# TASK GOAL
For each line below, print it again exactly as shown.

══════

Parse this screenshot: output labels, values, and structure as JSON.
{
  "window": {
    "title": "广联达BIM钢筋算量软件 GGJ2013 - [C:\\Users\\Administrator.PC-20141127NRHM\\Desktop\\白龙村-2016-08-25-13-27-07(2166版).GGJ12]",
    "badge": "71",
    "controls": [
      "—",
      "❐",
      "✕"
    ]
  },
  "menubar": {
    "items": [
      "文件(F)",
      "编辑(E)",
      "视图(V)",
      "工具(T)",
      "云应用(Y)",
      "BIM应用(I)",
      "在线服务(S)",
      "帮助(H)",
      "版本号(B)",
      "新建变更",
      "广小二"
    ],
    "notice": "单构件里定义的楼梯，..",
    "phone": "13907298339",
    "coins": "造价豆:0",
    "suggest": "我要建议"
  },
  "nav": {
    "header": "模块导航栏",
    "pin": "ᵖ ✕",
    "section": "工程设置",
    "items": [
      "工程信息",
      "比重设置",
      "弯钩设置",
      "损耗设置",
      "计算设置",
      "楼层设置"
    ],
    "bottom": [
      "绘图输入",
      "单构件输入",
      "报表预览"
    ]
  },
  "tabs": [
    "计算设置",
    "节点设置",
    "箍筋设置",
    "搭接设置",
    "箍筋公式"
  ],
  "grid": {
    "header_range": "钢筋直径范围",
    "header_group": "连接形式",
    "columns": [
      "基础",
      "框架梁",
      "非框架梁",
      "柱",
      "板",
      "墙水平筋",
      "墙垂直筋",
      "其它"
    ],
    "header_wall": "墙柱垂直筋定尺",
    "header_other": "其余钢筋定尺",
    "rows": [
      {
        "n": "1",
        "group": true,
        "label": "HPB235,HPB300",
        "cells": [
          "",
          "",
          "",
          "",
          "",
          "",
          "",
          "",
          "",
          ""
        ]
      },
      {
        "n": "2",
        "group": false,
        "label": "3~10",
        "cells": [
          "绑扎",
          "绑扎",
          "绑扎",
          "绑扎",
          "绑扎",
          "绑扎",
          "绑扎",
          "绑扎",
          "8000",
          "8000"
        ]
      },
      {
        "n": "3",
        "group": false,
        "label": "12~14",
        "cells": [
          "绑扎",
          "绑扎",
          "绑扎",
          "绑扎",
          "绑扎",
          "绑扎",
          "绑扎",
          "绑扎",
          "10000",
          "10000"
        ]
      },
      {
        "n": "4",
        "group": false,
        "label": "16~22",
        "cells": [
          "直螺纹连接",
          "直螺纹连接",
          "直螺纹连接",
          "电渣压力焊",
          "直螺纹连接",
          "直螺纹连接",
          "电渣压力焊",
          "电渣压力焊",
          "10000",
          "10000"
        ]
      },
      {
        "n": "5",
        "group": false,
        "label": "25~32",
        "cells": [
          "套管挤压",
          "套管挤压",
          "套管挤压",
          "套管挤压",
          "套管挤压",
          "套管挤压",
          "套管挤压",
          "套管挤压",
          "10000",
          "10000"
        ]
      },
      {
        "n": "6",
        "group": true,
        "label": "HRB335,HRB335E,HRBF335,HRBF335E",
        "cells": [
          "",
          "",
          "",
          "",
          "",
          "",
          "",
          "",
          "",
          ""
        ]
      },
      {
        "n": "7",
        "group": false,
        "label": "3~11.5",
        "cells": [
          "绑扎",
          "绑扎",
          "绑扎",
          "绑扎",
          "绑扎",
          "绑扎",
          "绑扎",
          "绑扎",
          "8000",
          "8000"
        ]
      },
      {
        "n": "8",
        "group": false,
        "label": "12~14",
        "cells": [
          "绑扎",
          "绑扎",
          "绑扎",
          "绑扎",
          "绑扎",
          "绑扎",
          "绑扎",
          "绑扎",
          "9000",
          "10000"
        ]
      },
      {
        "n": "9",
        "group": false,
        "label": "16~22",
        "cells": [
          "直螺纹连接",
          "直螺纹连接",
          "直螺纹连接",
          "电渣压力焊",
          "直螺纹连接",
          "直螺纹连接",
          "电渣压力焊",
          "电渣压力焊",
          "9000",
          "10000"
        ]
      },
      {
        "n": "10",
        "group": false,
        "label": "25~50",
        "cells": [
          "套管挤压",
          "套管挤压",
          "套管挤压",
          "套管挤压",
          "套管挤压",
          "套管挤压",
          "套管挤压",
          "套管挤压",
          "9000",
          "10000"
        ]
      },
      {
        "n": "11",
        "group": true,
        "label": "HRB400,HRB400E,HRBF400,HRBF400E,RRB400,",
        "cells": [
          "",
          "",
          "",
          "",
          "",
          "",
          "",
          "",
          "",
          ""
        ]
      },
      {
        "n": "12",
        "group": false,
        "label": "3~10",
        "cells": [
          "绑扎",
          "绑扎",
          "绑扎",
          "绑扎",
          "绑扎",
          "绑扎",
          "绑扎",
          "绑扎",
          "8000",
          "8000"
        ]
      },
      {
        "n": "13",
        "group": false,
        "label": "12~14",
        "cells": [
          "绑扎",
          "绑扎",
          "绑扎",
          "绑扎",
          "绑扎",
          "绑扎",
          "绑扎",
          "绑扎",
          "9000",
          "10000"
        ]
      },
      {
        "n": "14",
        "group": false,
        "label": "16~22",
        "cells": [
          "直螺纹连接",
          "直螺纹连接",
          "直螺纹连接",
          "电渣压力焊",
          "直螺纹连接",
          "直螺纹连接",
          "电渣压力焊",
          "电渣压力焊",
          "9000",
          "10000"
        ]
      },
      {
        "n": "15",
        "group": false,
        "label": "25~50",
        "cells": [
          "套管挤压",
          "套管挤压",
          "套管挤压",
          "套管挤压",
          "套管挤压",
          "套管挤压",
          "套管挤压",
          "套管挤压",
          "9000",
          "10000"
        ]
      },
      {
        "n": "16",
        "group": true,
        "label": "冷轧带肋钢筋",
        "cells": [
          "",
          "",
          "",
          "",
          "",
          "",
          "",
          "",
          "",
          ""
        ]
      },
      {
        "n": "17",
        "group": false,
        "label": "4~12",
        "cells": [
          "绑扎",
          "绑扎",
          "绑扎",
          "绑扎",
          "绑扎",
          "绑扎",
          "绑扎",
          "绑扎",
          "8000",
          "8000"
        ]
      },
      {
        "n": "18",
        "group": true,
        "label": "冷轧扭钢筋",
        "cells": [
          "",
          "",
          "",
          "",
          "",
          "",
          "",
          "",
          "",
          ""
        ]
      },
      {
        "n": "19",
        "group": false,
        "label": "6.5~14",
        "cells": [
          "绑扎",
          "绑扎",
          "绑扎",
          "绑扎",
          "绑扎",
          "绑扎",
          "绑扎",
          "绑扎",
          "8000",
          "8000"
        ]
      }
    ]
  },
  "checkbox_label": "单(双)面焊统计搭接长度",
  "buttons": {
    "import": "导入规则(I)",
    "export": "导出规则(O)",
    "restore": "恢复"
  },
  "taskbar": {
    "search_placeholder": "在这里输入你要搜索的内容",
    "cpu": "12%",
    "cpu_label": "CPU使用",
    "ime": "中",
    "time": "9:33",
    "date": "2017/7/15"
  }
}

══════

# RESULT OF THIS TASK
Parse this screenshot: output labels, values, and structure as JSON.
{
  "window": {
    "title": "广联达BIM钢筋算量软件 GGJ2013 - [C:\\Users\\Administrator.PC-20141127NRHM\\Desktop\\白龙村-2016-08-25-13-27-07(2166版).GGJ12]",
    "badge": "71",
    "controls": [
      "—",
      "❐",
      "✕"
    ]
  },
  "menubar": {
    "items": [
      "文件(F)",
      "编辑(E)",
      "视图(V)",
      "工具(T)",
      "云应用(Y)",
      "BIM应用(I)",
      "在线服务(S)",
      "帮助(H)",
      "版本号(B)",
      "新建变更",
      "广小二"
    ],
    "notice": "单构件里定义的楼梯，..",
    "phone": "13907298339",
    "coins": "造价豆:0",
    "suggest": "我要建议"
  },
  "nav": {
    "header": "模块导航栏",
    "pin": "ᵖ ✕",
    "section": "工程设置",
    "items": [
      "工程信息",
      "比重设置",
      "弯钩设置",
      "损耗设置",
      "计算设置",
      "楼层设置"
    ],
    "bottom": [
      "绘图输入",
      "单构件输入",
      "报表预览"
    ]
  },
  "tabs": [
    "计算设置",
    "节点设置",
    "箍筋设置",
    "搭接设置",
    "箍筋公式"
  ],
  "grid": {
    "header_range": "钢筋直径范围",
    "header_group": "连接形式",
    "columns": [
      "基础",
      "框架梁",
      "非框架梁",
      "柱",
      "板",
      "墙水平筋",
      "墙垂直筋",
      "其它"
    ],
    "header_wall": "墙柱垂直筋定尺",
    "header_other": "其余钢筋定尺",
    "rows": [
      {
        "n": "1",
        "group": true,
        "label": "HPB235,HPB300",
        "cells": [
          "",
          "",
          "",
          "",
          "",
          "",
          "",
          "",
          "",
          ""
        ]
      },
      {
        "n": "2",
        "group": false,
        "label": "3~10",
        "cells": [
          "绑扎",
          "绑扎",
          "绑扎",
          "绑扎",
          "绑扎",
          "绑扎",
          "绑扎",
          "绑扎",
          "8000",
          "8000"
        ]
      },
      {
        "n": "3",
        "group": false,
        "label": "12~14",
        "cells": [
          "绑扎",
          "绑扎",
          "绑扎",
          "绑扎",
          "绑扎",
          "绑扎",
          "绑扎",
          "绑扎",
          "10000",
          "10000"
        ]
      },
      {
        "n": "4",
        "group": false,
        "label": "16~22",
        "cells": [
          "直螺纹连接",
          "直螺纹连接",
          "直螺纹连接",
          "电渣压力焊",
          "直螺纹连接",
          "直螺纹连接",
          "电渣压力焊",
          "电渣压力焊",
          "10000",
          "10000"
        ]
      },
      {
        "n": "5",
        "group": false,
        "label": "25~32",
        "cells": [
          "套管挤压",
          "套管挤压",
          "套管挤压",
          "套管挤压",
          "套管挤压",
          "套管挤压",
          "套管挤压",
          "套管挤压",
          "10000",
          "10000"
        ]
      },
      {
        "n": "6",
        "group": true,
        "label": "HRB335,HRB335E,HRBF335,HRBF335E",
        "cells": [
          "",
          "",
          "",
          "",
          "",
          "",
          "",
          "",
          "",
          ""
        ]
      },
      {
        "n": "7",
        "group": false,
        "label": "3~11.5",
        "cells": [
          "绑扎",
          "绑扎",
          "绑扎",
          "绑扎",
          "绑扎",
          "绑扎",
          "绑扎",
          "绑扎",
          "8000",
          "8000"
        ]
      },
      {
        "n": "8",
        "group": false,
        "label": "12~14",
        "cells": [
          "绑扎",
          "绑扎",
          "绑扎",
          "绑扎",
          "绑扎",
          "绑扎",
          "绑扎",
          "绑扎",
          "9000",
          "10000"
        ]
      },
      {
        "n": "9",
        "group": false,
        "label": "16~22",
        "cells": [
          "直螺纹连接",
          "直螺纹连接",
          "直螺纹连接",
          "电渣压力焊",
          "直螺纹连接",
          "直螺纹连接",
          "电渣压力焊",
          "电渣压力焊",
          "9000",
          "10000"
        ]
      },
      {
        "n": "10",
        "group": false,
        "label": "25~50",
        "cells": [
          "套管挤压",
          "套管挤压",
          "套管挤压",
          "套管挤压",
          "套管挤压",
          "套管挤压",
          "套管挤压",
          "套管挤压",
          "9000",
          "10000"
        ]
      },
      {
        "n": "11",
        "group": true,
        "label": "HRB400,HRB400E,HRBF400,HRBF400E,RRB400,",
        "cells": [
          "",
          "",
          "",
          "",
          "",
          "",
          "",
          "",
          "",
          ""
        ]
      },
      {
        "n": "12",
        "group": false,
        "label": "3~10",
        "cells": [
          "绑扎",
          "绑扎",
          "绑扎",
          "绑扎",
          "绑扎",
          "绑扎",
          "绑扎",
          "绑扎",
          "8000",
          "8000"
        ]
      },
      {
        "n": "13",
        "group": false,
        "label": "12~14",
        "cells": [
          "绑扎",
          "绑扎",
          "绑扎",
          "绑扎",
          "绑扎",
          "绑扎",
          "绑扎",
          "绑扎",
          "9000",
          "10000"
        ]
      },
      {
        "n": "14",
        "group": false,
        "label": "16~22",
        "cells": [
          "直螺纹连接",
          "直螺纹连接",
          "直螺纹连接",
          "电渣压力焊",
          "直螺纹连接",
          "直螺纹连接",
          "电渣压力焊",
          "电渣压力焊",
          "9000",
          "10000"
        ]
      },
      {
        "n": "15",
        "group": false,
        "label": "25~50",
        "cells": [
          "套管挤压",
          "套管挤压",
          "套管挤压",
          "套管挤压",
          "套管挤压",
          "套管挤压",
          "套管挤压",
          "套管挤压",
          "9000",
          "10000"
        ]
      },
      {
        "n": "16",
        "group": true,
        "label": "冷轧带肋钢筋",
        "cells": [
          "",
          "",
          "",
          "",
          "",
          "",
          "",
          "",
          "",
          ""
        ]
      },
      {
        "n": "17",
        "group": false,
        "label": "4~12",
        "cells": [
          "绑扎",
          "绑扎",
          "绑扎",
          "绑扎",
          "绑扎",
          "绑扎",
          "绑扎",
          "绑扎",
          "8000",
          "8000"
        ]
      },
      {
        "n": "18",
        "group": true,
        "label": "冷轧扭钢筋",
        "cells": [
          "",
          "",
          "",
          "",
          "",
          "",
          "",
          "",
          "",
          ""
        ]
      },
      {
        "n": "19",
        "group": false,
        "label": "6.5~14",
        "cells": [
          "绑扎",
          "绑扎",
          "绑扎",
          "绑扎",
          "绑扎",
          "绑扎",
          "绑扎",
          "绑扎",
          "8000",
          "8000"
        ]
      }
    ]
  },
  "checkbox_label": "单(双)面焊统计搭接长度",
  "buttons": {
    "import": "导入规则(I)",
    "export": "导出规则(O)",
    "restore": "恢复"
  },
  "taskbar": {
    "search_placeholder": "在这里输入你要搜索的内容",
    "cpu": "12%",
    "cpu_label": "CPU使用",
    "ime": "中",
    "time": "9:33",
    "date": "2017/7/15"
  }
}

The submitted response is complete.